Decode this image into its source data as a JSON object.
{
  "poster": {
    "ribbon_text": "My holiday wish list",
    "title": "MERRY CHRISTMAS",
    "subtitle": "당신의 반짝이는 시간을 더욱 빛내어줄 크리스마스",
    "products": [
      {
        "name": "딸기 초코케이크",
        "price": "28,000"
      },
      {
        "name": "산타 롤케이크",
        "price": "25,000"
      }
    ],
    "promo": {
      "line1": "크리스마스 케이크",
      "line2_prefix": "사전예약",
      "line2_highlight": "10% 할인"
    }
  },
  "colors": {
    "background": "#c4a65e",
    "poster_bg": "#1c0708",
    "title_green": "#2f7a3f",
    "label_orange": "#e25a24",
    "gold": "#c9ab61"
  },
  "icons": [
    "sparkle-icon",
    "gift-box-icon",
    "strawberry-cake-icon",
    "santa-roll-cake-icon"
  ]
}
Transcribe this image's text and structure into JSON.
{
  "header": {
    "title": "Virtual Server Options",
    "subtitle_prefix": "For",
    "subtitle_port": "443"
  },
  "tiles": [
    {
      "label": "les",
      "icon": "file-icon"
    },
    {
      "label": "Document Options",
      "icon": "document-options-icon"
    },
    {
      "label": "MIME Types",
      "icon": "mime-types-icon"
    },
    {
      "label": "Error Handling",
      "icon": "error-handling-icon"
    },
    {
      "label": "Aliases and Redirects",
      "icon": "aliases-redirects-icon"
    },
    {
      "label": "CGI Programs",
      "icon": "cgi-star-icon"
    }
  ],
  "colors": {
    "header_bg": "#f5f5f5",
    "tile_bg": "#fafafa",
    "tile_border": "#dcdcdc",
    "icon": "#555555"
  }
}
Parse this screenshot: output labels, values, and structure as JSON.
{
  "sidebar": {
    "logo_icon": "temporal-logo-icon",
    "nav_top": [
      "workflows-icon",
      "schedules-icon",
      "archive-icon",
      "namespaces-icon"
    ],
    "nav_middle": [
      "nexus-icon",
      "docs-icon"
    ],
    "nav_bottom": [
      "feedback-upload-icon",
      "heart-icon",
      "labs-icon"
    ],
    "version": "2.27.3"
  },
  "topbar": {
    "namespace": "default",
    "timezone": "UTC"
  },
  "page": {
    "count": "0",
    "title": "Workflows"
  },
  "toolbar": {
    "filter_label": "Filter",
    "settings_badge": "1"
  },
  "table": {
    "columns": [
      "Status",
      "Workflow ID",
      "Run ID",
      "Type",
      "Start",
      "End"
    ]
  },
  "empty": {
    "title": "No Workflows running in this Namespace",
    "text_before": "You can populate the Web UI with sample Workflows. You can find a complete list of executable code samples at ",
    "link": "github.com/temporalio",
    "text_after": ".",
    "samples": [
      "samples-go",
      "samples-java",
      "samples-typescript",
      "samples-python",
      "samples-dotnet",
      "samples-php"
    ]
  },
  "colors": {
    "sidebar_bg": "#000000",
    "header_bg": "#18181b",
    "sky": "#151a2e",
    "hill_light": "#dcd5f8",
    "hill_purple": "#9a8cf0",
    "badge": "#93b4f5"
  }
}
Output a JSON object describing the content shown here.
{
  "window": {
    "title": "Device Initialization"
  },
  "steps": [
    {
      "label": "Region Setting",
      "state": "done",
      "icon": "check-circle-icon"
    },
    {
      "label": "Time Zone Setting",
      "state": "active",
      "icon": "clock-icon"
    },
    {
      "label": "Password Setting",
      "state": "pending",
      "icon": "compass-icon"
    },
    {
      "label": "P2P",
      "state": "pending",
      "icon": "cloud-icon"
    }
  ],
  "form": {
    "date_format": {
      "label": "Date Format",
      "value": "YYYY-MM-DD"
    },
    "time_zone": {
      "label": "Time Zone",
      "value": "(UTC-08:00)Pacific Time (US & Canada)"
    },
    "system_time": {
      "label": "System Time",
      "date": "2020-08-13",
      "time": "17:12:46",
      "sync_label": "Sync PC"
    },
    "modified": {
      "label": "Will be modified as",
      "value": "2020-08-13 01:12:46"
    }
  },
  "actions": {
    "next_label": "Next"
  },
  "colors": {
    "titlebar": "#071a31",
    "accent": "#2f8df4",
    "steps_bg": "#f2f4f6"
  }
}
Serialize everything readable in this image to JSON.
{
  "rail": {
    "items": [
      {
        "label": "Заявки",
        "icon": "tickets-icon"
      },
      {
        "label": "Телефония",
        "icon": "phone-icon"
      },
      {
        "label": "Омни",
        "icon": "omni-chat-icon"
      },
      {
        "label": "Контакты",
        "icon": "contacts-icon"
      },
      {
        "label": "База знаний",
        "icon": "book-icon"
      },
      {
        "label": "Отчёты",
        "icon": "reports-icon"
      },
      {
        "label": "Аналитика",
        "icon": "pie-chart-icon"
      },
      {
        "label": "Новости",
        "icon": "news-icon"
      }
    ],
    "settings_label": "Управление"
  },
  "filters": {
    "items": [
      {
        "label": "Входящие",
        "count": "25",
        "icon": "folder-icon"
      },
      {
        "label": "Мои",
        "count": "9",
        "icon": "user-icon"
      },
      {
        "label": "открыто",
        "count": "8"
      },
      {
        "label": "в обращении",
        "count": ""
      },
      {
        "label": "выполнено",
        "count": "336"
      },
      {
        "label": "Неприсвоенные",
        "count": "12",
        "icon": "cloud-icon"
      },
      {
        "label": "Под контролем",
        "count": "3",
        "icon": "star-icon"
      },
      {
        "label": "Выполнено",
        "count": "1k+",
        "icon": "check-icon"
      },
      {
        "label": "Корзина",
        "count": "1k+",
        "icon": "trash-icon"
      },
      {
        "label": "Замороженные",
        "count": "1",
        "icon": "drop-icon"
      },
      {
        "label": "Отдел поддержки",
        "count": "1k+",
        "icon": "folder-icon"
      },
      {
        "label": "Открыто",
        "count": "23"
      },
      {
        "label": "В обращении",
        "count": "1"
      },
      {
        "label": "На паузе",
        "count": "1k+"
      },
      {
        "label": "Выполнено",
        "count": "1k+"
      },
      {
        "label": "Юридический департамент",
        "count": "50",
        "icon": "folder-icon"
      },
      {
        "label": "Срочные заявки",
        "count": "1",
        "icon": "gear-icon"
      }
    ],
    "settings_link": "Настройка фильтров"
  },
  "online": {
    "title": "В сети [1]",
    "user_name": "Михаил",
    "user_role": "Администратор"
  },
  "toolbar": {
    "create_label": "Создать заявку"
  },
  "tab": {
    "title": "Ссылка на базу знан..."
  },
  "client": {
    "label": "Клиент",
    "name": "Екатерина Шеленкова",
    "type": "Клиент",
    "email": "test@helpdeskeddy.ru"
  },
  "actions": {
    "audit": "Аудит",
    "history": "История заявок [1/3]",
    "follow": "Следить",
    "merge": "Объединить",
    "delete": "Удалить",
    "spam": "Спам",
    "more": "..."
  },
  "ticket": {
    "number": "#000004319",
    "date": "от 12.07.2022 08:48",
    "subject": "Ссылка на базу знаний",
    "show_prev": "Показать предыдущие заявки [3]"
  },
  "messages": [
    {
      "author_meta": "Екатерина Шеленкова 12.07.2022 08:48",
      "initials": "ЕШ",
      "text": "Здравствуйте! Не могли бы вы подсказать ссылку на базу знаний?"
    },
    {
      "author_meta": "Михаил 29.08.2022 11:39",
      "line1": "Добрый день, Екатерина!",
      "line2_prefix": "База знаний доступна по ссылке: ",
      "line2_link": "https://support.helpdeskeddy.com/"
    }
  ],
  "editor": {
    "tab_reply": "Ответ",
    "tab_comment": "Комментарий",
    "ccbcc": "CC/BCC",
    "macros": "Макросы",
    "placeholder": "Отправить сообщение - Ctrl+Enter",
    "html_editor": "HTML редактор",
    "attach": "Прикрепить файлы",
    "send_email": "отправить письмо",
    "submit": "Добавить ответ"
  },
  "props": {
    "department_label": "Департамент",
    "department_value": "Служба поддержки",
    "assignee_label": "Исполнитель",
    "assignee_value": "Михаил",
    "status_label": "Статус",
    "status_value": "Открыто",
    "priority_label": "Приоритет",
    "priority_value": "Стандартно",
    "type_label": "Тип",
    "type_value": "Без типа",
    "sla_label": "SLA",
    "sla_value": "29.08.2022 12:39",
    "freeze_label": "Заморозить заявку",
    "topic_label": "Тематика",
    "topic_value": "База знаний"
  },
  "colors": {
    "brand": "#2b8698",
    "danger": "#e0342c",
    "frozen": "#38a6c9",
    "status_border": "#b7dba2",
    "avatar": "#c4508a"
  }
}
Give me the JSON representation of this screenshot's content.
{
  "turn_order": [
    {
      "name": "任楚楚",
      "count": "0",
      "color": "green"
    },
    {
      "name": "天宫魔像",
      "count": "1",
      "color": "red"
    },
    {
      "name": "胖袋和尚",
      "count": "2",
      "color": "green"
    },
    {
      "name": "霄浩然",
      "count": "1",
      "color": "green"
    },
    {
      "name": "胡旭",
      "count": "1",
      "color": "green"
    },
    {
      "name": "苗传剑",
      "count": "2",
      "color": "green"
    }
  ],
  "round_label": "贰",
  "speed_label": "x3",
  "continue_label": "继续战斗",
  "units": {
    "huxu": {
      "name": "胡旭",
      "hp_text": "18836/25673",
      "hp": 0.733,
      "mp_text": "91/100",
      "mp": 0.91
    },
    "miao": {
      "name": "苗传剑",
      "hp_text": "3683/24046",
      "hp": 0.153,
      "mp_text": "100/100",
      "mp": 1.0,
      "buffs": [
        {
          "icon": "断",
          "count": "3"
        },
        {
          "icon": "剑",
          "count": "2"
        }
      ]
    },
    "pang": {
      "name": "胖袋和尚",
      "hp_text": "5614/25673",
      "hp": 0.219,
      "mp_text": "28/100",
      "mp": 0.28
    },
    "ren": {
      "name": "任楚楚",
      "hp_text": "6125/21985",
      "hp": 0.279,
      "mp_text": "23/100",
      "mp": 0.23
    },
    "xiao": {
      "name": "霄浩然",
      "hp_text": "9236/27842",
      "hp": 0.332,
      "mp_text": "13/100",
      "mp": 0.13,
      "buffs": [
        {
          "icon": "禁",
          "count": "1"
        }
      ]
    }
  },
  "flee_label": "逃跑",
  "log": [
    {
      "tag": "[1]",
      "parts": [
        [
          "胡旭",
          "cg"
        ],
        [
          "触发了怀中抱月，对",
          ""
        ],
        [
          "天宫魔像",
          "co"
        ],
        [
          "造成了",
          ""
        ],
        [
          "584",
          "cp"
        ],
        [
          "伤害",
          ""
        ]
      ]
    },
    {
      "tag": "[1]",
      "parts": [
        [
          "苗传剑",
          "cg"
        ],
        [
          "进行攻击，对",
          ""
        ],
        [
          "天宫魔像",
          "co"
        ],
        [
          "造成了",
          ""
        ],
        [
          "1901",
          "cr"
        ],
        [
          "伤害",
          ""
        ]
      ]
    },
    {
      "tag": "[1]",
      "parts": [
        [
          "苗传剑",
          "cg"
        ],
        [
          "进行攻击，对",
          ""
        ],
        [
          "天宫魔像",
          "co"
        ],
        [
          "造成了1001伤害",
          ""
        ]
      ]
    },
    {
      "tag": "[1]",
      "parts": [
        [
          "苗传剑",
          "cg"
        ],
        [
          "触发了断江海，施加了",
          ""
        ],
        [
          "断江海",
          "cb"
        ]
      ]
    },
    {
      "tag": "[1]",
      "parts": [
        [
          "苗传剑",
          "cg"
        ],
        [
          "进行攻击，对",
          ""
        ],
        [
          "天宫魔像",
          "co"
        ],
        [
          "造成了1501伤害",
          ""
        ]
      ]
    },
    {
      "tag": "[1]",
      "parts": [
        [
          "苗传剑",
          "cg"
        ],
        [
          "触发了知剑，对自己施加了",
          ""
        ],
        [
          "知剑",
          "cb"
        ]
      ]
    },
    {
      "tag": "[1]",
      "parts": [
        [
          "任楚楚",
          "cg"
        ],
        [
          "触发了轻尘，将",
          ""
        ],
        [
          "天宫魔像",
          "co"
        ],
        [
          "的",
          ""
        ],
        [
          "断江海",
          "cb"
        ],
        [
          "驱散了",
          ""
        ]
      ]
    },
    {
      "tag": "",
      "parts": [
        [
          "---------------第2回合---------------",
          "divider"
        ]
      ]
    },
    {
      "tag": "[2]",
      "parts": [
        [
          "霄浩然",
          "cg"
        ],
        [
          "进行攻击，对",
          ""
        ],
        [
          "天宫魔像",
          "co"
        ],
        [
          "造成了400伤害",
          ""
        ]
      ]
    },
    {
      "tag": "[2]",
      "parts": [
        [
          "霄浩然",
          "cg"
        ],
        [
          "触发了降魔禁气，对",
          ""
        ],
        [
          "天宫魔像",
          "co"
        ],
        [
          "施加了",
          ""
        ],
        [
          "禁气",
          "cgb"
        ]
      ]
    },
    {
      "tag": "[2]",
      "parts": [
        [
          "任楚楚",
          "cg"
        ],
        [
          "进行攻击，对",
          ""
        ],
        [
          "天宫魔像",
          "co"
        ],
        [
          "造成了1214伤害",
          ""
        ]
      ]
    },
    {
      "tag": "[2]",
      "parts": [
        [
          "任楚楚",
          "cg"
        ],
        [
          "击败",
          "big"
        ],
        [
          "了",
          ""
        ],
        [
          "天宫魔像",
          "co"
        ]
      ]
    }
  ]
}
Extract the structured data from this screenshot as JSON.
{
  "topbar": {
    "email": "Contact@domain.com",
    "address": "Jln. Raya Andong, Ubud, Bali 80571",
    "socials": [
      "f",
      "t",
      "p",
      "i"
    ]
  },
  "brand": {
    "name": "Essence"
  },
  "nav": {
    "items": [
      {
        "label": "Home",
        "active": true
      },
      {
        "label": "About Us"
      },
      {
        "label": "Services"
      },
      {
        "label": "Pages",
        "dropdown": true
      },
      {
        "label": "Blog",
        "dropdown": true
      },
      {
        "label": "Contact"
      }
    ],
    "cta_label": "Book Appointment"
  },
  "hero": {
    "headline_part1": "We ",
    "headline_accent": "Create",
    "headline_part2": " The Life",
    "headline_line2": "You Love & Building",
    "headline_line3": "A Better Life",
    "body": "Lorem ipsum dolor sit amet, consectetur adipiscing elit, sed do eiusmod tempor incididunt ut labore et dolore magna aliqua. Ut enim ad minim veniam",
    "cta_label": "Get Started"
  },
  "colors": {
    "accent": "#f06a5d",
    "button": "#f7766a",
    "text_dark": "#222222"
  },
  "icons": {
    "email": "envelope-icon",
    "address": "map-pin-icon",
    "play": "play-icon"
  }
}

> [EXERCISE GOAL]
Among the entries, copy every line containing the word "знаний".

> [TASK ANSWER]
        "label": "База знаний",
    "subject": "Ссылка на базу знаний",
      "text": "Здравствуйте! Не могли бы вы подсказать ссылку на базу знаний?"
      "line2_prefix": "База знаний доступна по ссылке: ",
    "topic_value": "База знаний"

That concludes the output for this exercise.